Surrender to Your Experience
Often, instead of being authentic, we try to control our experience or change it, make it different than what it is, and in doing so we have this sense that we are not OK, or that we are not enough exactly as we are. This gulf between what we are actually experiencing and what we would like to be experiencing (or what we want other people to think we are experiencing) is often the source of stress and anxiety. We try to exercise some form of control as we wrestle with what is because otherwise life can feel overwhelming. But, I have learned through meditation, the best we can do is simply surrender to it all and recognize that the only control we have is to choose how we wish to respond to our life as it unfolds.

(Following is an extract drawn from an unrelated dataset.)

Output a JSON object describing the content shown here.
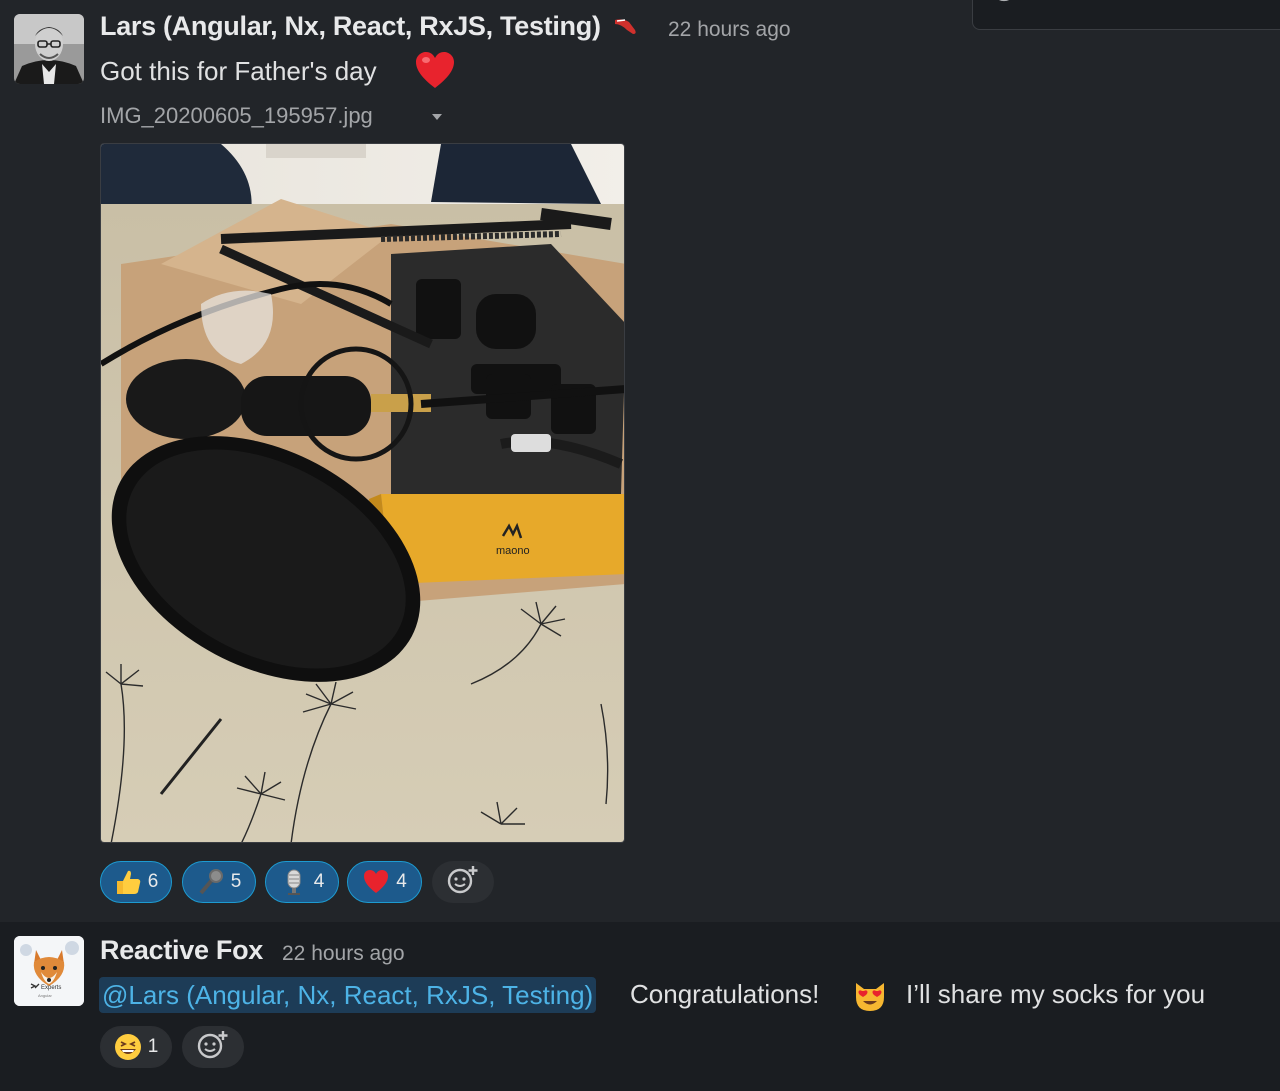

In meditation and on retreat, I have cried and I have felt the pain of others who are experiencing great sadness, illness or loss. I have wrapped my arms around friends and strangers and felt the deep connection of our shared human experience. I have been overcome with joy and felt the deep truth of my own impermanence, as I recognize that nothing lasts and our time on this earth is limited, so we must embrace each moment as it comes and welcome it all.

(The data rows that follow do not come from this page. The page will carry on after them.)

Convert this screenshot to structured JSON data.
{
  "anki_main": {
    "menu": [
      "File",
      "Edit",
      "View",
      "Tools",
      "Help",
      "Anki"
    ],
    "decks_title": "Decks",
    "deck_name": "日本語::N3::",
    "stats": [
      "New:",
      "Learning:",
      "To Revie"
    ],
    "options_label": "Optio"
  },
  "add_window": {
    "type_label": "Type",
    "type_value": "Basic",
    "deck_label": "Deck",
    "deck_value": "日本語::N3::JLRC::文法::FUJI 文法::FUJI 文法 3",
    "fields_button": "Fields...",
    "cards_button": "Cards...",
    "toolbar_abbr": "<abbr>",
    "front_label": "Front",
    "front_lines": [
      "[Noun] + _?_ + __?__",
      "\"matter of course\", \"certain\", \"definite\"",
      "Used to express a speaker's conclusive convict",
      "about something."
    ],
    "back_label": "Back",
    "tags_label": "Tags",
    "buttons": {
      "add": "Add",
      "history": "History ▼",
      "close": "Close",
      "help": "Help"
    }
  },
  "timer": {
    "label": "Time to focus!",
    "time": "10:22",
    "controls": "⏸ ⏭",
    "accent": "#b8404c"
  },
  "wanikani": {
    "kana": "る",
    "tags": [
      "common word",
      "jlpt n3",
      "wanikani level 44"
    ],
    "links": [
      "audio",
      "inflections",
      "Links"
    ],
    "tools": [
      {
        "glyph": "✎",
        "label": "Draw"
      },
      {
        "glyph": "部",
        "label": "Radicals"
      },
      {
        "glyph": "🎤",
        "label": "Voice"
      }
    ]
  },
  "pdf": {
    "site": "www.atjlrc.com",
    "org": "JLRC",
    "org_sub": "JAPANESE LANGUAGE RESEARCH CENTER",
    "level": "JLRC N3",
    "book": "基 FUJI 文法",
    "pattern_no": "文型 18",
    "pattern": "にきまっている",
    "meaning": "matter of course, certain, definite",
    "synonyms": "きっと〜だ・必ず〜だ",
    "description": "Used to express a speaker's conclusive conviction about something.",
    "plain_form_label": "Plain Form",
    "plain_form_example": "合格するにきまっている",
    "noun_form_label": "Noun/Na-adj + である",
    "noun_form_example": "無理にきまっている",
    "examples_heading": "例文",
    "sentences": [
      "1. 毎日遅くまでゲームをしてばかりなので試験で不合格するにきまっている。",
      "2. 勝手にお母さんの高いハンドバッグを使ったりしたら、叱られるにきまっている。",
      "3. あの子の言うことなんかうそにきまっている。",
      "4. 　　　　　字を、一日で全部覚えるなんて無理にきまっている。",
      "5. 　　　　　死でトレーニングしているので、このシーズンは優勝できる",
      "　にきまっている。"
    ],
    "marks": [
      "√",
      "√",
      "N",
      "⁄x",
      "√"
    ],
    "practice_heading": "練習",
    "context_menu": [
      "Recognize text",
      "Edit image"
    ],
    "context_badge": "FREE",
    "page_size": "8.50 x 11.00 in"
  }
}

Savor the Moment
Meditation has taught me to slow down and savor more simple moments each day, moments we are often too busy to notice. We can learn to savor our morning coffee, savor the people we are with, savor the sunlight, savor beautiful music and even savor each breath we take.
By sitting for a few minutes each day and integrating mindfulness into my days, I choose to stop for just a few minutes each day and take time to savor so many moments that I would otherwise be too busy to enjoy. I savor my children who are growing up so fast. I savor my morning coffee. I savor the loving attention of my dog. I savor the sunshine. And, I savor the opportunity to connect a little to myself each day. This allows me the opportunity to create more space in my life and more pleasant moments that have always been there waiting for me to notice them. It's not those big life moments that we strive for, but rather these little moments that we can enjoy each day, that make up our lives.

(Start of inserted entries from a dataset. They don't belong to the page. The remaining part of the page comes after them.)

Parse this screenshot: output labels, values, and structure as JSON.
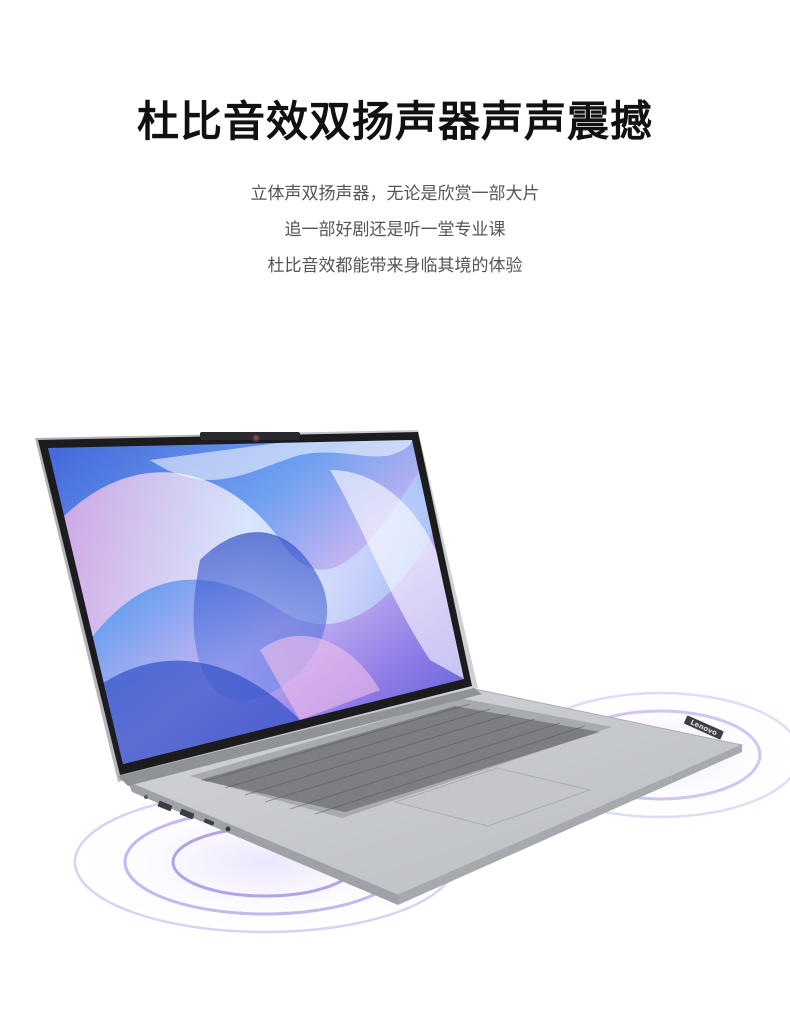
{
  "heading": {
    "title": "杜比音效双扬声器声声震撼"
  },
  "description": {
    "lines": [
      "立体声双扬声器，无论是欣赏一部大片",
      "追一部好剧还是听一堂专业课",
      "杜比音效都能带来身临其境的体验"
    ]
  },
  "product": {
    "brand": "Lenovo",
    "colors": {
      "body": "#c9cbcf",
      "bezel": "#1c1c1e",
      "sound_wave": "#b8a6e8"
    }
  }
}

To learn to meditate, you have to do the work. You have to show up. And that is true of life. I have learned to be more present and awake for my life. To show up for it. To show up and surrender to my experience – the joys and the pain, the successes and the failures, the love and the loss. To show up for it all. I have learned to show up and savor this one beautiful life that I have been given and to make the most of it.
As I sit in meditation both alone or with my many incredible meditation groups, I give myself time to be with my experience, to be with myself and others in a very different way, not through conversation or work or meetings, not through emails or texts, but in a way that is much simpler and much more profound. And, it is a beautiful, special and sacred thing.
Finally, I want to share this quote from L.R, Knost, that I found a few months ago that resonates with me deeply. To me, it sums up so much of life and so much of what meditation has taught me.
“Life is amazing. And then it’s awful. And then it’s amazing again. And in between the amazing and the awful, it’s ordinary and mundane and routine. Breathe in the amazing, hold on through the awful, and relax and exhale during the ordinary. That’s just living a heartbreaking, soul healing, amazing, awful, ordinary life. And it’s breathtakingly beautiful.” - L.R. Knost